“Frances and Bernard” by Carlene Bauer. A novel told, mostly, in letters between a fictionalized relationship between Flannery O’Connor and Robert Lowell. You don’t need to know or enjoy either writers work to get lost in this world of love and faith in its imperfect forms.
“Agua Viva” by Clarice Lispector. This is a great place for fiction-lovers to dip their toes into the river of language that is the Brazilian novelist Lispector. The 128 pages show her great depth and ability to put so much into every page.
“Karate Chop” by Dorthe Nors. Fifteen stories that can unsettle and show simple beauty in equal doses. She has a range in her style and characters that is impressive and makes it clear she is not writing the same story over and over again.
“1914” by Jean Echenoz. We watch five Parisian men head off to the Great War and know things will change for all of them. Who becomes the hero? Who could not be paralyzed by fear? How many actually return? Echenoz is hugely popular in his homeland and is known for his imaginative and dreamy storylines but he keeps it simple here.
“What Do You Think of Ted Williams Now?” by Richard Ben Cramer. Williams is well-known as one of the finest hitters ever and as an absolute crank. Especially towards journalists. Cramer was told by friends of Williams that he was ‘gone fishing and might not come back.’ Cramer waited him out and this gem is the result.
“An Armenian Sketchbook” by Vasily Grossman. One of the first embedded journalists, Grossman’s works have shown the world some first-hands accounts from the Red Army. When the Russian government sent him away for a few months he spent his time chronicling
Armenia and its people. This lighter, funnier, very humane side of his writing is no less enthralling.

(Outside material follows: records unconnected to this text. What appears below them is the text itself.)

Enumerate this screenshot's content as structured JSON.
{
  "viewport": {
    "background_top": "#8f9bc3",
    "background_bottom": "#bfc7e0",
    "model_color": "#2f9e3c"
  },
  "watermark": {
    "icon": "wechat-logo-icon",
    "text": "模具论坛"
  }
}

“German Autumn” by Stig Dagerman. I have pushed this book towards readers since Erik Anderson at the Univ. of MN Press handed me a copy. Different from anything else I’ve read regarding WWII this book was written as long-form newspaper pieces for a Swedish paper after the fall of the Reich. Here is Germany, broken, and its people attempting to move forward.

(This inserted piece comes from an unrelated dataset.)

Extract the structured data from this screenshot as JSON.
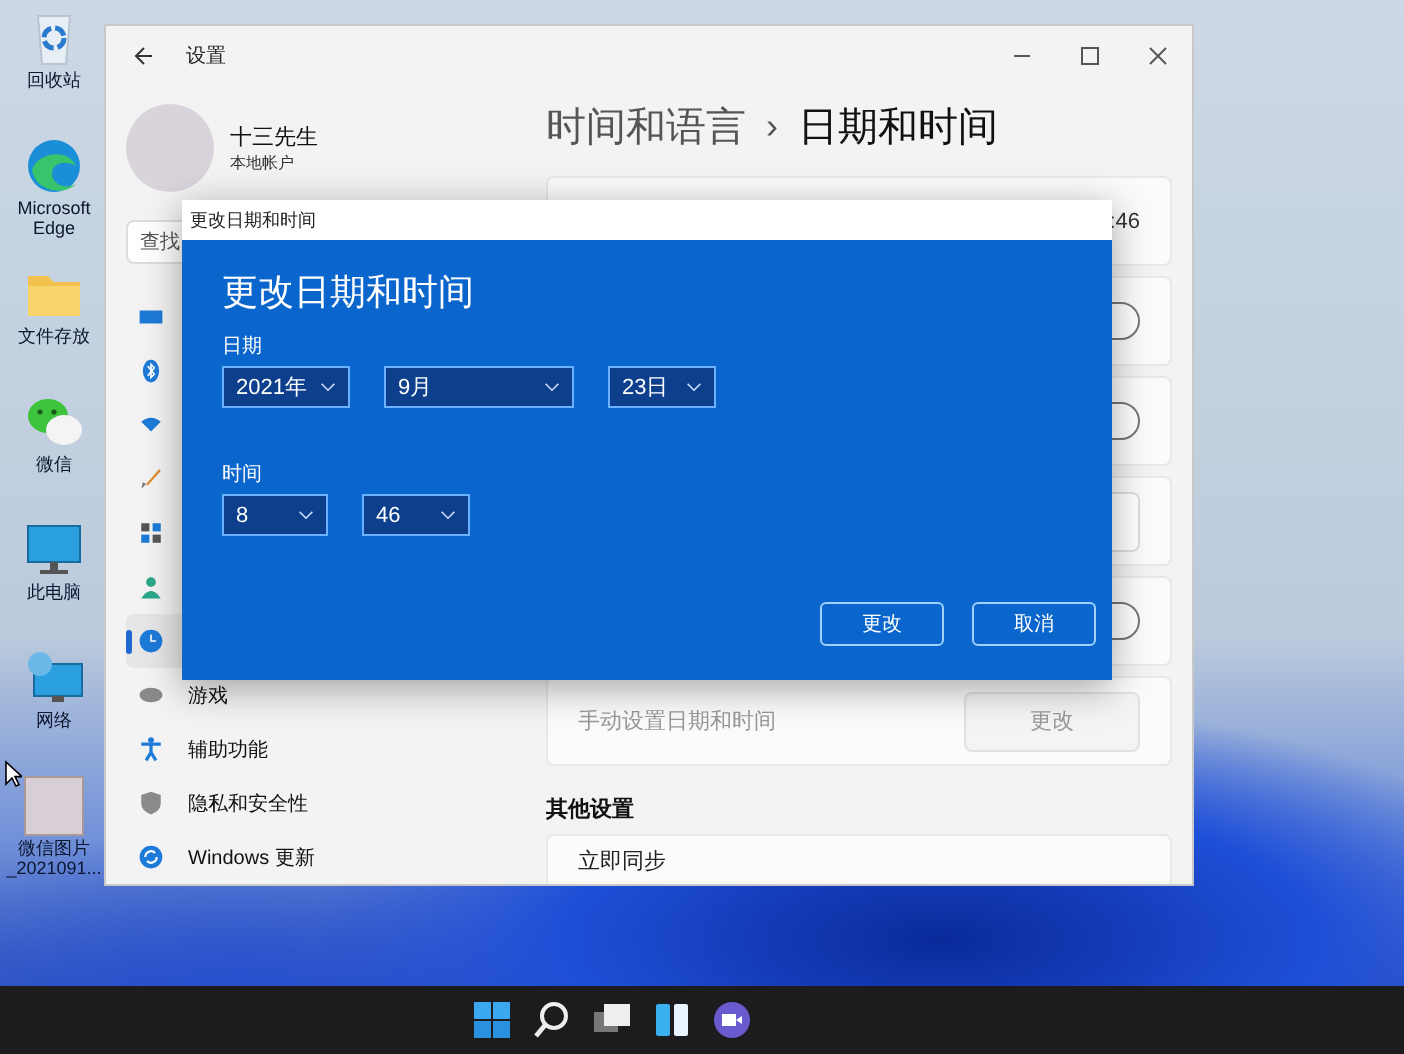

“How to Slowly Kill Yourself and Others in America” by Kiese Laymon. The personal essay has so many possibilities for wrong turns. Laymon, an editor at Gawker, does an admirable job of looking at race in contemporary America in new ways. Or old ways with a new lens. One piece, an apology written to an uncle, is moving and strong.
“84, Charing Cross Road” by Helene Hanff. First published in 1970, this book chronicles’ Hanff’s relationship with a bookstore staff after inquiring about a book. Its charm is in watching true friendship form from a business request. Both sides bring equal personality to the relationship.
“Ru” by Kim Thuy. This is a book that was shown to me by a customer at Micawber’s. He and I share an admiration for Canadian fiction prize-winners. This won the Governor’s General prize and is told in vignette form. Each little piece, or chapter, helps build to form a very strong whole.
“Searching For Robert Johnson” by Peter Guralnick. Not much is known about the great blues legend/ghost. Guralnick visits the places and talks to some of the people who knew Johnson–or people who knew people who knew Johnson. The definitive answers are few and that is part of the fun.
“Play Pretty Blues” by Snowden Wright. A great pairing with the Guralinick book for personal or book club reading. This story is told by the six ‘wives’ of Johnson. While a novel, it does dovetail some of the facts with some of the myths regarding Johnson and his multiple aliases. This story stands on its own as well as a well-crafted story.